That is a small thing, and not a very “political” one. Yes, I want small suggestions about what I can do all over the place. But the larger problem is the absence of politics to begin with. And here by politics I don’t just mean “strong opinions on what ought to be done,” but a certain groundedness in political action and engagement. For example: A reader recently emailed me to tell me about a small victory won by unionized librarians in St. Paul, Minnesota. They were originally told that in order to be paid for time spent at home during coronavirus, they would have to use up their existing paid time off. The librarians loudly objected and went public. The city government changed its decision. Their existing paid leave was safe.

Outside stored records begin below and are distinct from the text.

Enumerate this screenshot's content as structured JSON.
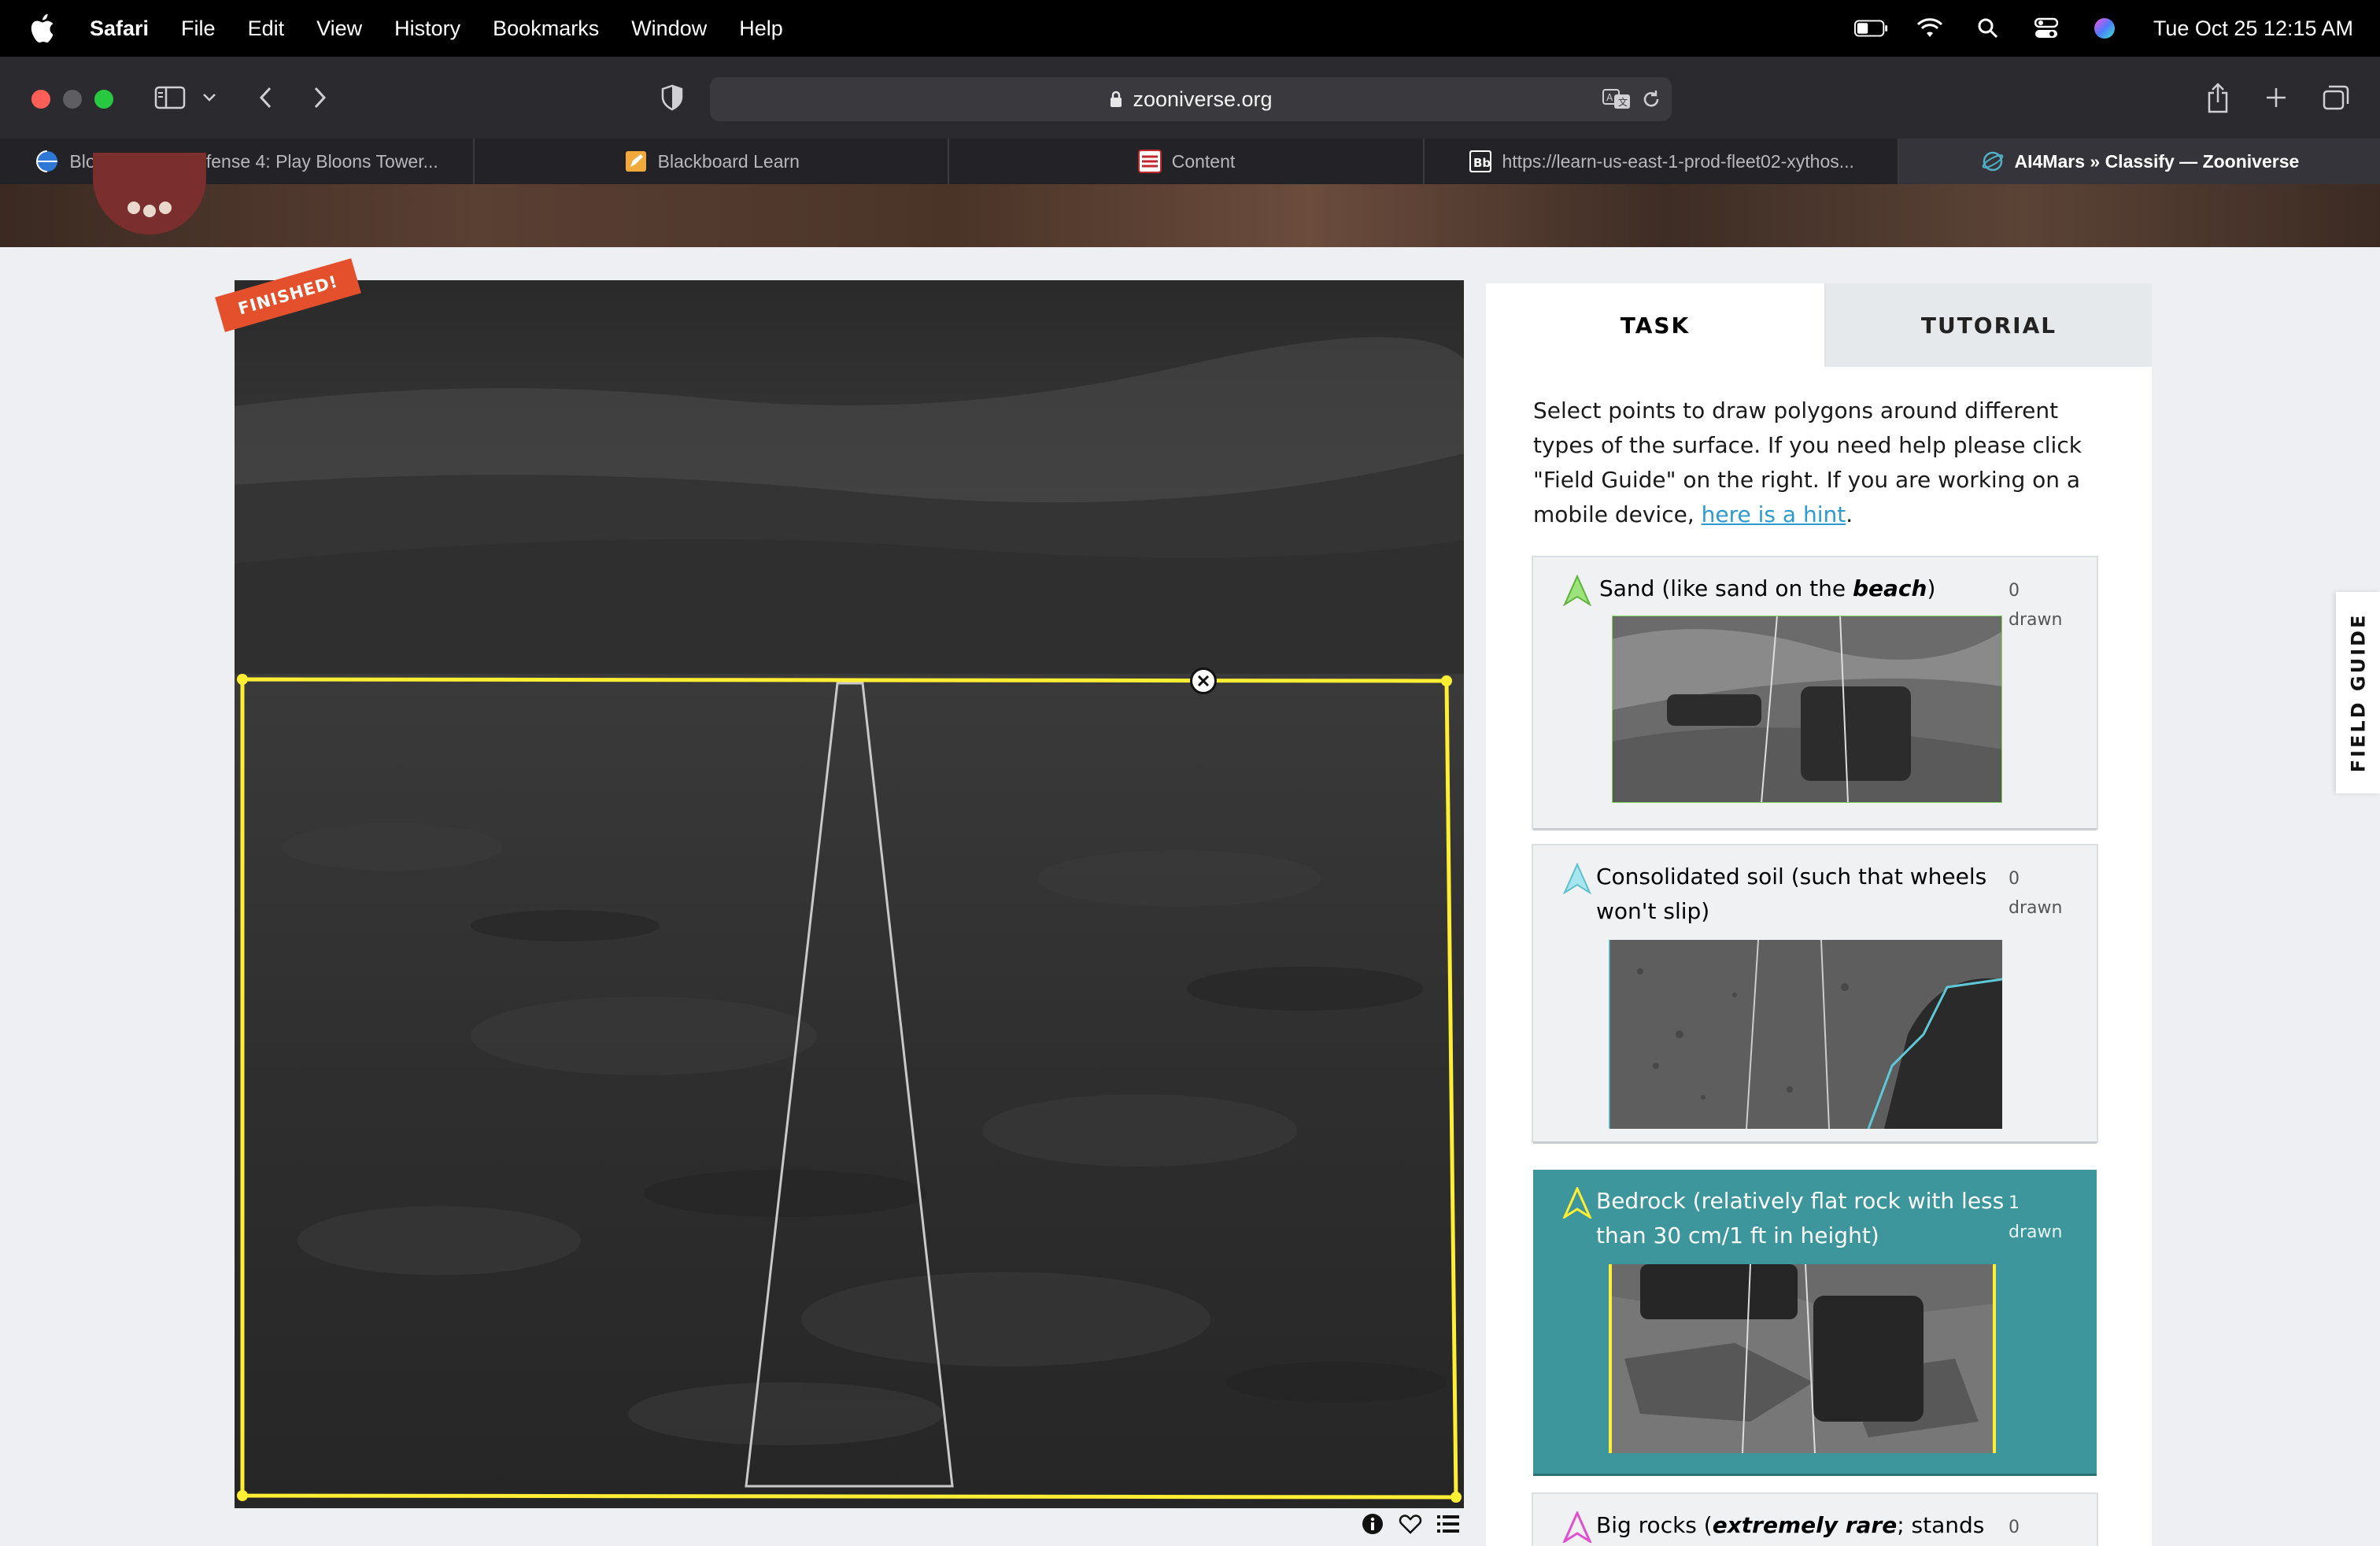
{
  "menubar": {
    "app": "Safari",
    "items": [
      "File",
      "Edit",
      "View",
      "History",
      "Bookmarks",
      "Window",
      "Help"
    ],
    "clock": "Tue Oct 25  12:15 AM"
  },
  "browser": {
    "url": "zooniverse.org",
    "tabs": [
      {
        "label": "Bloons Tower Defense 4: Play Bloons Tower...",
        "icon": "globe-icon"
      },
      {
        "label": "Blackboard Learn",
        "icon": "pencil-icon"
      },
      {
        "label": "Content",
        "icon": "content-icon"
      },
      {
        "label": "https://learn-us-east-1-prod-fleet02-xythos...",
        "icon": "blackboard-icon"
      },
      {
        "label": "AI4Mars » Classify — Zooniverse",
        "icon": "zooniverse-icon"
      }
    ]
  },
  "subject": {
    "badge": "FINISHED!"
  },
  "panel": {
    "tabs": {
      "task": "TASK",
      "tutorial": "TUTORIAL"
    },
    "instructions": {
      "before": "Select points to draw polygons around different types of the surface. If you need help please click \"Field Guide\" on the right. If you are working on a mobile device, ",
      "link": "here is a hint",
      "after": "."
    },
    "tools": [
      {
        "pre": "Sand (like sand on the ",
        "em": "beach",
        "post": ")",
        "count": "0",
        "drawn": "drawn",
        "color": "#7ed957"
      },
      {
        "pre": "Consolidated soil (such that wheels won't slip)",
        "em": "",
        "post": "",
        "count": "0",
        "drawn": "drawn",
        "color": "#7fd6e0"
      },
      {
        "pre": "Bedrock (relatively flat rock with less than 30 cm/1 ft in height)",
        "em": "",
        "post": "",
        "count": "1",
        "drawn": "drawn",
        "color": "#f5e64a"
      },
      {
        "pre": "Big rocks (",
        "em": "extremely rare",
        "post": "; stands",
        "count": "0",
        "drawn": "",
        "color": "#e04fd0"
      }
    ]
  },
  "field_guide": "FIELD GUIDE",
  "colors": {
    "accent": "#3c969c",
    "polygon": "#ffee33",
    "badge": "#e4502c",
    "link": "#2b9bd1"
  }
}
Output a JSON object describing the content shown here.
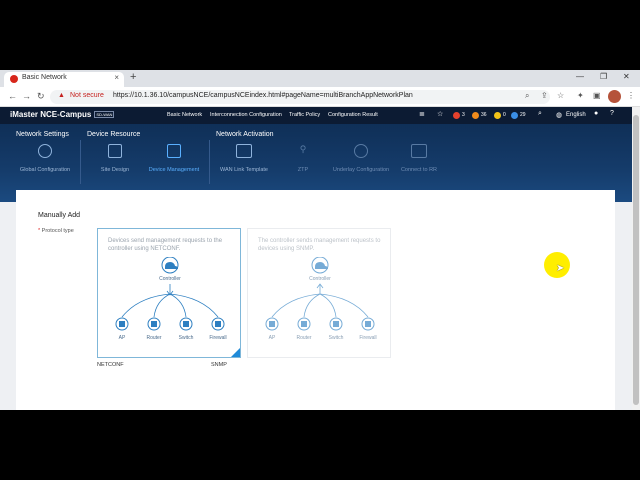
{
  "browser": {
    "tab_title": "Basic Network",
    "new_tab": "+",
    "close": "×",
    "not_secure": "Not secure",
    "url": "https://10.1.36.10/campusNCE/campusNCEindex.html#pageName=multiBranchAppNetworkPlan"
  },
  "app": {
    "logo": "iMaster NCE-Campus",
    "logo_tag": "SD-WAN",
    "menu": [
      "Basic Network",
      "Interconnection Configuration",
      "Traffic Policy",
      "Configuration Result"
    ],
    "badges": [
      {
        "count": "3",
        "color": "#e5412d"
      },
      {
        "count": "36",
        "color": "#f08b1c"
      },
      {
        "count": "0",
        "color": "#f2c318"
      },
      {
        "count": "29",
        "color": "#3a8ee6"
      }
    ],
    "language": "English"
  },
  "wizard": {
    "sections": [
      "Network Settings",
      "Device Resource",
      "Network Activation"
    ],
    "steps": [
      {
        "label": "Global Configuration",
        "state": "done"
      },
      {
        "label": "Site Design",
        "state": "done"
      },
      {
        "label": "Device Management",
        "state": "active"
      },
      {
        "label": "WAN Link Template",
        "state": "done"
      },
      {
        "label": "ZTP",
        "state": "pending"
      },
      {
        "label": "Underlay Configuration",
        "state": "pending"
      },
      {
        "label": "Connect to RR",
        "state": "pending"
      }
    ]
  },
  "content": {
    "title": "Manually Add",
    "protocol_label": "Protocol type",
    "required_mark": "*",
    "cards": [
      {
        "description": "Devices send management requests to the controller using NETCONF.",
        "controller": "Controller",
        "devices": [
          "AP",
          "Router",
          "Switch",
          "Firewall"
        ],
        "left_caption": "NETCONF",
        "right_caption": "SNMP",
        "selected": true
      },
      {
        "description": "The controller sends management requests to devices using SNMP.",
        "controller": "Controller",
        "devices": [
          "AP",
          "Router",
          "Switch",
          "Firewall"
        ],
        "selected": false
      }
    ]
  },
  "colors": {
    "accent": "#1f8ad8",
    "header": "#0c1b33",
    "band": "#153c6b",
    "icon": "#2d7fc1"
  }
}
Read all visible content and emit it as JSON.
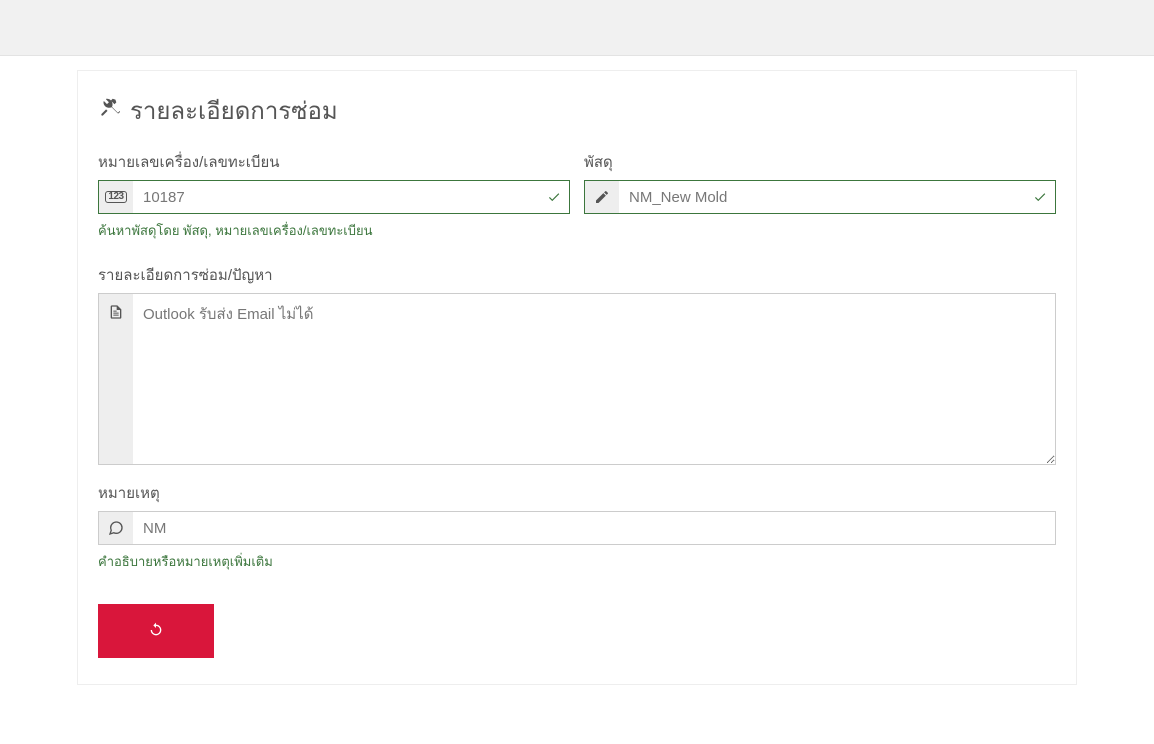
{
  "title": "รายละเอียดการซ่อม",
  "fields": {
    "machine": {
      "label": "หมายเลขเครื่อง/เลขทะเบียน",
      "value": "10187",
      "help": "ค้นหาพัสดุโดย พัสดุ, หมายเลขเครื่อง/เลขทะเบียน"
    },
    "material": {
      "label": "พัสดุ",
      "value": "NM_New Mold"
    },
    "problem": {
      "label": "รายละเอียดการซ่อม/ปัญหา",
      "value": "Outlook รับส่ง Email ไม่ได้"
    },
    "note": {
      "label": "หมายเหตุ",
      "value": "NM",
      "help": "คำอธิบายหรือหมายเหตุเพิ่มเติม"
    }
  }
}
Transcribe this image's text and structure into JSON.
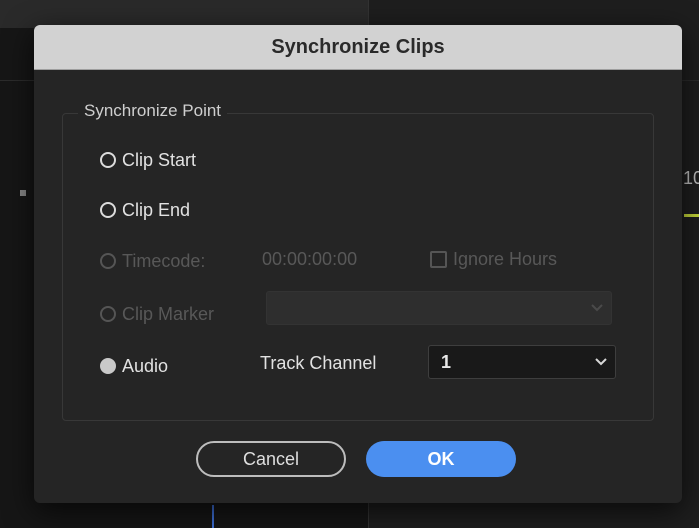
{
  "background": {
    "timeline_number": "10"
  },
  "dialog": {
    "title": "Synchronize Clips",
    "group_label": "Synchronize Point",
    "options": {
      "clip_start": "Clip Start",
      "clip_end": "Clip End",
      "timecode": "Timecode:",
      "clip_marker": "Clip Marker",
      "audio": "Audio"
    },
    "timecode_value": "00:00:00:00",
    "ignore_hours": "Ignore Hours",
    "clip_marker_select": "",
    "track_channel_label": "Track Channel",
    "track_channel_value": "1",
    "buttons": {
      "cancel": "Cancel",
      "ok": "OK"
    }
  },
  "colors": {
    "accent": "#4b8ff0",
    "titlebar": "#d2d2d2",
    "dialog_bg": "#252525"
  }
}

I only found out about this because one of the librarians is a Current Affairs fan and sent the story. (He said his own activism was partly inspired by reading Current Affairs, which made me feel very, very good.) But any worthwhile newspaper should be mentioning this, because it is an example of people who do not have political power winning a fight. And by covering it, you show other people in other places that they, too, may have these kinds of powers within themselves, if they organize. A proper newspaper would not just publish the news of what happened, it would publish a backstory on how these people came to have a union in the first place, and how they managed to make enough of a stink to have a decision overturned. A good newspaper would even include a how-to guide: how to organize while trapped at home.
A central problem with the news media is that it does not care about participatory democracy. It is comfortable with politics being something that ordinary people merely watch and consume, rather than do. We raise “awareness” of things, and most people’s role is to: occasionally sign petitions or donate some money, and vote once every few years (a person who does these things is considered very politically engaged). That has never been more of a problem than right now, when “Oh Dearism” has gone to unprecedented levels as people literally sit helpless and alone in their houses. I do not want to watch the news anymore, not because I do not want to know what is going on, but because it helps nobody for me simply to be “aware.” We need to think about the effect on an audience of the ways in which we present information. If they leave just wanting to sit in a corner and cry forever, it is we the media who are failing. Instead, they need to leave feeling angry but energized, to feel that they have been listened to rather than merely spoken at, and to have at least some vision for a way that things could be different and a path to get there. Jacobin has become a model here: By reading interviews with workers who have taken action, people may come away feeling marginally less helpless. If they can do it, perhaps I can too. But while I don’t expect newspapers to embrace a program for democratic socialist action anytime soon, I do think the rest of us can change what we demand out of our journalists. “Staying informed” is no longer a good enough goal. We also need people to stay afloat, stay focused, stay ambitious, and stay fighting.